# Task instructions
Which lines in the data below contain the word "레이어에서"? Pull each of them out.

○ ○ ○ ○

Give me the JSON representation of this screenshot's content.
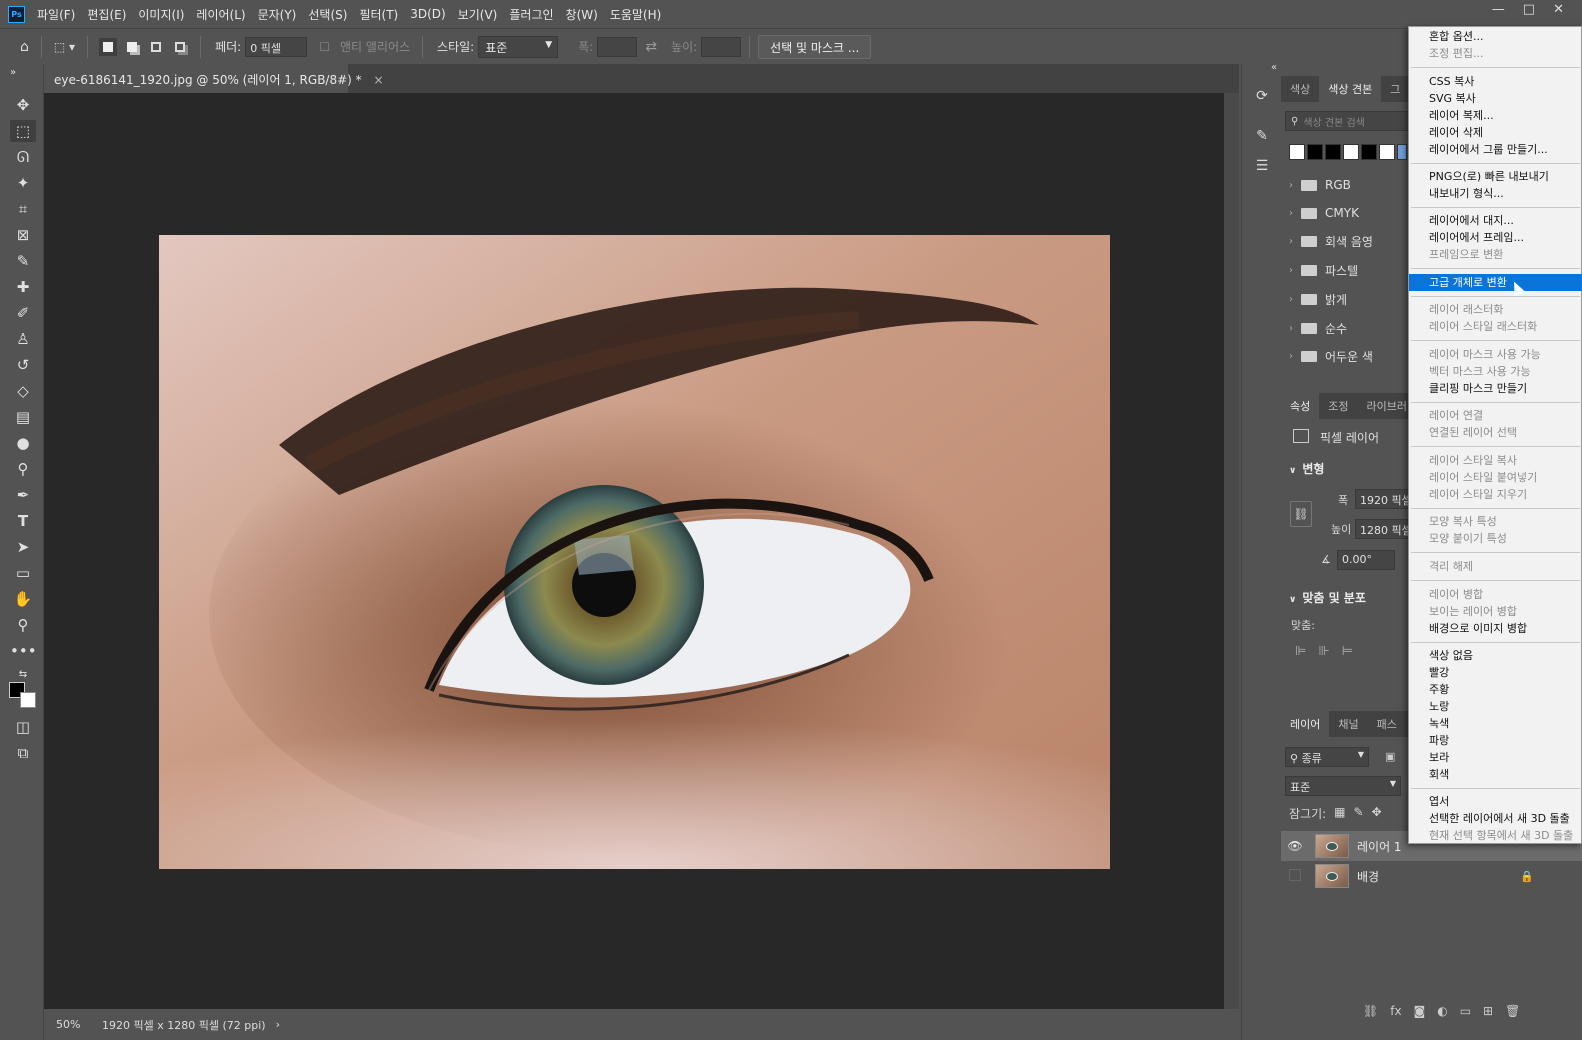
{
  "app": {
    "logo": "Ps",
    "menu": [
      "파일(F)",
      "편집(E)",
      "이미지(I)",
      "레이어(L)",
      "문자(Y)",
      "선택(S)",
      "필터(T)",
      "3D(D)",
      "보기(V)",
      "플러그인",
      "창(W)",
      "도움말(H)"
    ],
    "window_controls": [
      "—",
      "□",
      "✕"
    ]
  },
  "options_bar": {
    "feather_label": "페더:",
    "feather_value": "0 픽셀",
    "antialias_label": "앤티 앨리어스",
    "style_label": "스타일:",
    "style_value": "표준",
    "width_label": "폭:",
    "height_label": "높이:",
    "select_mask_button": "선택 및 마스크 ..."
  },
  "document": {
    "tab_title": "eye-6186141_1920.jpg @ 50% (레이어 1, RGB/8#) *",
    "zoom": "50%",
    "doc_info": "1920 픽셀 x 1280 픽셀 (72 ppi)"
  },
  "swatches_panel": {
    "tabs": [
      "색상",
      "색상 견본",
      "그"
    ],
    "search_placeholder": "색상 견본 검색",
    "swatch_colors": [
      "#ffffff",
      "#000000",
      "#000000",
      "#ffffff",
      "#000000",
      "#ffffff",
      "#6f9fd8"
    ],
    "folders": [
      "RGB",
      "CMYK",
      "회색 음영",
      "파스텔",
      "밝게",
      "순수",
      "어두운 색"
    ]
  },
  "properties_panel": {
    "tabs": [
      "속성",
      "조정",
      "라이브러"
    ],
    "layer_type": "픽셀 레이어",
    "transform_header": "변형",
    "width_label": "폭",
    "width_value": "1920 픽셀",
    "height_label": "높이",
    "height_value": "1280 픽셀",
    "angle_value": "0.00°",
    "align_header": "맞춤 및 분포",
    "align_label": "맞춤:"
  },
  "layers_panel": {
    "tabs": [
      "레이어",
      "채널",
      "패스"
    ],
    "filter_label": "종류",
    "blend_mode": "표준",
    "lock_label": "잠그기:",
    "layers": [
      {
        "name": "레이어 1"
      },
      {
        "name": "배경"
      }
    ]
  },
  "context_menu": {
    "items": [
      {
        "label": "혼합 옵션...",
        "disabled": false
      },
      {
        "label": "조정 편집...",
        "disabled": true
      },
      {
        "label": "CSS 복사",
        "disabled": false
      },
      {
        "label": "SVG 복사",
        "disabled": false
      },
      {
        "label": "레이어 복제...",
        "disabled": false
      },
      {
        "label": "레이어 삭제",
        "disabled": false
      },
      {
        "label": "레이어에서 그룹 만들기...",
        "disabled": false
      },
      {
        "label": "PNG으(로) 빠른 내보내기",
        "disabled": false
      },
      {
        "label": "내보내기 형식...",
        "disabled": false
      },
      {
        "label": "레이어에서 대지...",
        "disabled": false
      },
      {
        "label": "레이어에서 프레임...",
        "disabled": false
      },
      {
        "label": "프레임으로 변환",
        "disabled": true
      },
      {
        "label": "고급 개체로 변환",
        "disabled": false,
        "highlighted": true
      },
      {
        "label": "레이어 래스터화",
        "disabled": true
      },
      {
        "label": "레이어 스타일 래스터화",
        "disabled": true
      },
      {
        "label": "레이어 마스크 사용 가능",
        "disabled": true
      },
      {
        "label": "벡터 마스크 사용 가능",
        "disabled": true
      },
      {
        "label": "클리핑 마스크 만들기",
        "disabled": false
      },
      {
        "label": "레이어 연결",
        "disabled": true
      },
      {
        "label": "연결된 레이어 선택",
        "disabled": true
      },
      {
        "label": "레이어 스타일 복사",
        "disabled": true
      },
      {
        "label": "레이어 스타일 붙여넣기",
        "disabled": true
      },
      {
        "label": "레이어 스타일 지우기",
        "disabled": true
      },
      {
        "label": "모양 복사 특성",
        "disabled": true
      },
      {
        "label": "모양 붙이기 특성",
        "disabled": true
      },
      {
        "label": "격리 해제",
        "disabled": true
      },
      {
        "label": "레이어 병합",
        "disabled": true
      },
      {
        "label": "보이는 레이어 병합",
        "disabled": true
      },
      {
        "label": "배경으로 이미지 병합",
        "disabled": false
      },
      {
        "label": "색상 없음",
        "disabled": false
      },
      {
        "label": "빨강",
        "disabled": false
      },
      {
        "label": "주황",
        "disabled": false
      },
      {
        "label": "노랑",
        "disabled": false
      },
      {
        "label": "녹색",
        "disabled": false
      },
      {
        "label": "파랑",
        "disabled": false
      },
      {
        "label": "보라",
        "disabled": false
      },
      {
        "label": "회색",
        "disabled": false
      },
      {
        "label": "엽서",
        "disabled": false
      },
      {
        "label": "선택한 레이어에서 새 3D 돌출",
        "disabled": false
      },
      {
        "label": "현재 선택 항목에서 새 3D 돌출",
        "disabled": true
      }
    ]
  }
}
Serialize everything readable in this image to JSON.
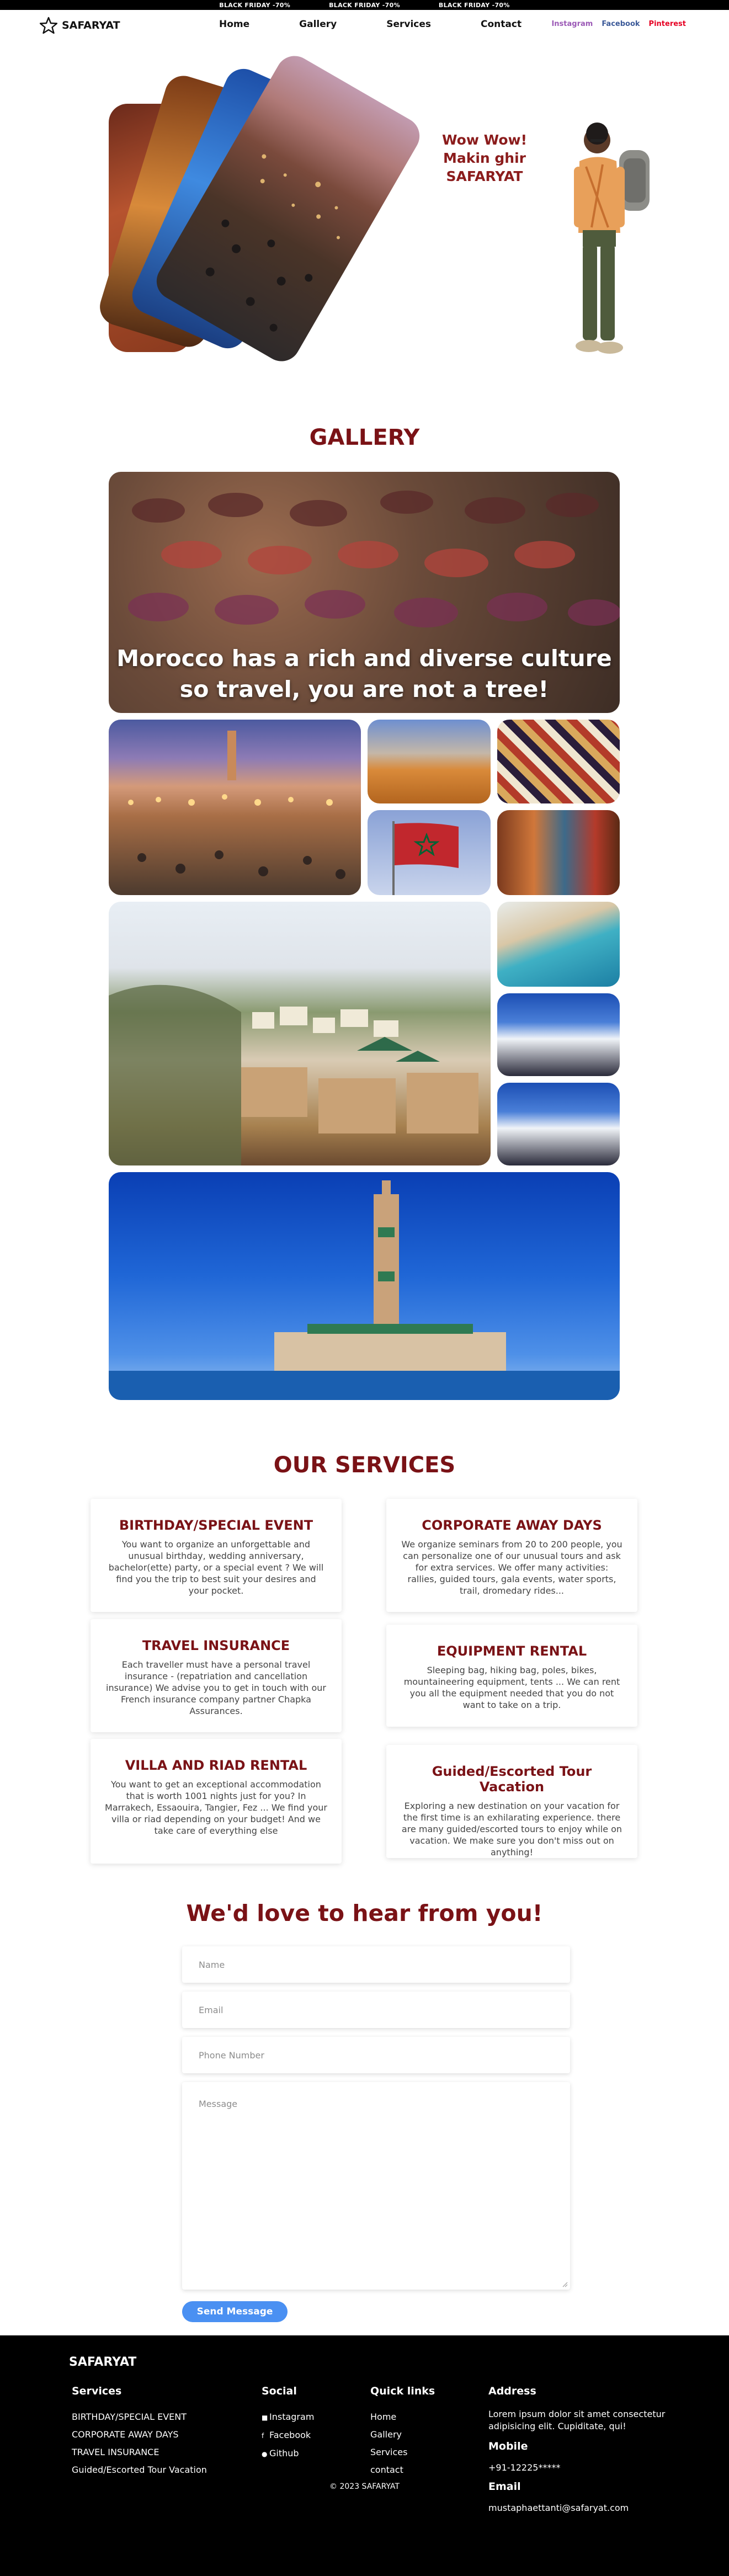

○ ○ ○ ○

# Answer area
        "label": "레이어에서 그룹 만들기...",
        "label": "레이어에서 대지...",
        "label": "레이어에서 프레임...",
        "label": "선택한 레이어에서 새 3D 돌출",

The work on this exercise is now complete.